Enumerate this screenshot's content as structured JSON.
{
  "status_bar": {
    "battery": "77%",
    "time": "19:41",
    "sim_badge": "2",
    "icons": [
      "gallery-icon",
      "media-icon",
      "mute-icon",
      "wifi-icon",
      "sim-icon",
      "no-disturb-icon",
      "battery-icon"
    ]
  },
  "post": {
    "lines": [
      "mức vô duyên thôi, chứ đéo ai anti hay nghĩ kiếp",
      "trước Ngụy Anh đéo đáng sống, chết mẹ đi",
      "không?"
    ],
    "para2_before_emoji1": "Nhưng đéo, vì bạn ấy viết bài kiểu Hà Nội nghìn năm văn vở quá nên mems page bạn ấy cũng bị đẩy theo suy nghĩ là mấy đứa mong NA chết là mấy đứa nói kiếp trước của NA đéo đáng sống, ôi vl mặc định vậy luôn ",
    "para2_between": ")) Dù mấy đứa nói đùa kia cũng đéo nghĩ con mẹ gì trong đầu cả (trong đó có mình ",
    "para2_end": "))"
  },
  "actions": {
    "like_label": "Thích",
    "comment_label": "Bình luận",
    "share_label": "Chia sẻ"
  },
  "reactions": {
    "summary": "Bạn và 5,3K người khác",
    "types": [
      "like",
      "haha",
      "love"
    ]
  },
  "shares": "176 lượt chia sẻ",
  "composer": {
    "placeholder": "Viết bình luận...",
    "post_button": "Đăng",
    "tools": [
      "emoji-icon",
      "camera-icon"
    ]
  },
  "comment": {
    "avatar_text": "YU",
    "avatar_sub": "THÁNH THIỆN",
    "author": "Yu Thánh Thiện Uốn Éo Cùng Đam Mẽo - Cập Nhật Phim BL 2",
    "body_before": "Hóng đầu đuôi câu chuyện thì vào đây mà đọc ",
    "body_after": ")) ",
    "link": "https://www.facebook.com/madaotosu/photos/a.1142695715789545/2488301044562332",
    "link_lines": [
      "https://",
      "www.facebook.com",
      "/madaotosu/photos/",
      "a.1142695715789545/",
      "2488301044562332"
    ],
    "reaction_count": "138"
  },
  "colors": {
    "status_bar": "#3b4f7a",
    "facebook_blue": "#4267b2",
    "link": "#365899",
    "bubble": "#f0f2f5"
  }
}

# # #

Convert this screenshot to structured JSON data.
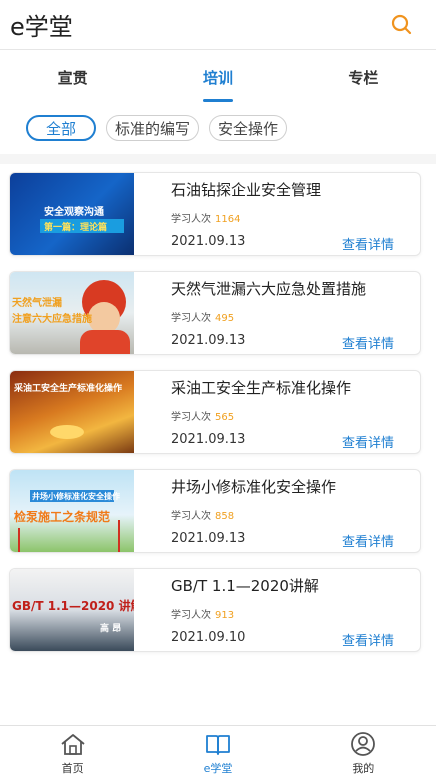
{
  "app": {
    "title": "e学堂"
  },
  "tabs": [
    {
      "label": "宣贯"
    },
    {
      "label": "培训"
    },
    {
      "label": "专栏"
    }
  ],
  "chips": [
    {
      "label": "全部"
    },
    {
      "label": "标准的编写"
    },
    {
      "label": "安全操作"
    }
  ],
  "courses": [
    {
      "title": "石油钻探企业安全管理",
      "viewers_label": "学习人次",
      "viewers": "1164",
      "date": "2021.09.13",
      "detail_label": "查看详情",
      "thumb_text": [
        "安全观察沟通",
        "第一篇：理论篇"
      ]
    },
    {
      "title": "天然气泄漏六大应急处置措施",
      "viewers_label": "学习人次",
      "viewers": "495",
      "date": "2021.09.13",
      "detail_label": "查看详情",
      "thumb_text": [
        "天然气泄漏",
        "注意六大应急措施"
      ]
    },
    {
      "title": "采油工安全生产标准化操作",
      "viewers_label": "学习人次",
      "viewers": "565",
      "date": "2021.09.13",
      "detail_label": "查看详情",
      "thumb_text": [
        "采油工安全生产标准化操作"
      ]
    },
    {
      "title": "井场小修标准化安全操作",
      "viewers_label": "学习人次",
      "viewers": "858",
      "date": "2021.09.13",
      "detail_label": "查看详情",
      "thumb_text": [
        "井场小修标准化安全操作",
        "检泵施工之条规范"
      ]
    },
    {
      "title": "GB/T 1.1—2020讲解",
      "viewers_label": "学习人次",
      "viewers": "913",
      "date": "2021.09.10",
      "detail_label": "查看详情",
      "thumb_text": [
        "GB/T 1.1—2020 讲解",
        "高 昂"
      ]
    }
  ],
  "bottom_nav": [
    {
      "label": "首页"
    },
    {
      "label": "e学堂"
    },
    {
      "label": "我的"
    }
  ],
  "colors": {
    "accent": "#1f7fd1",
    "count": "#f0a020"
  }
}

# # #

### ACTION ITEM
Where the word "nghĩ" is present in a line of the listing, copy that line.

### WRITTEN REPLY
      "mức vô duyên thôi, chứ đéo ai anti hay nghĩ kiếp",
    "para2_before_emoji1": "Nhưng đéo, vì bạn ấy viết bài kiểu Hà Nội nghìn năm văn vở quá nên mems page bạn ấy cũng bị đẩy theo suy nghĩ là mấy đứa mong NA chết là mấy đứa nói kiếp trước của NA đéo đáng sống, ôi vl mặc định vậy luôn ",
    "para2_between": ")) Dù mấy đứa nói đùa kia cũng đéo nghĩ con mẹ gì trong đầu cả (trong đó có mình ",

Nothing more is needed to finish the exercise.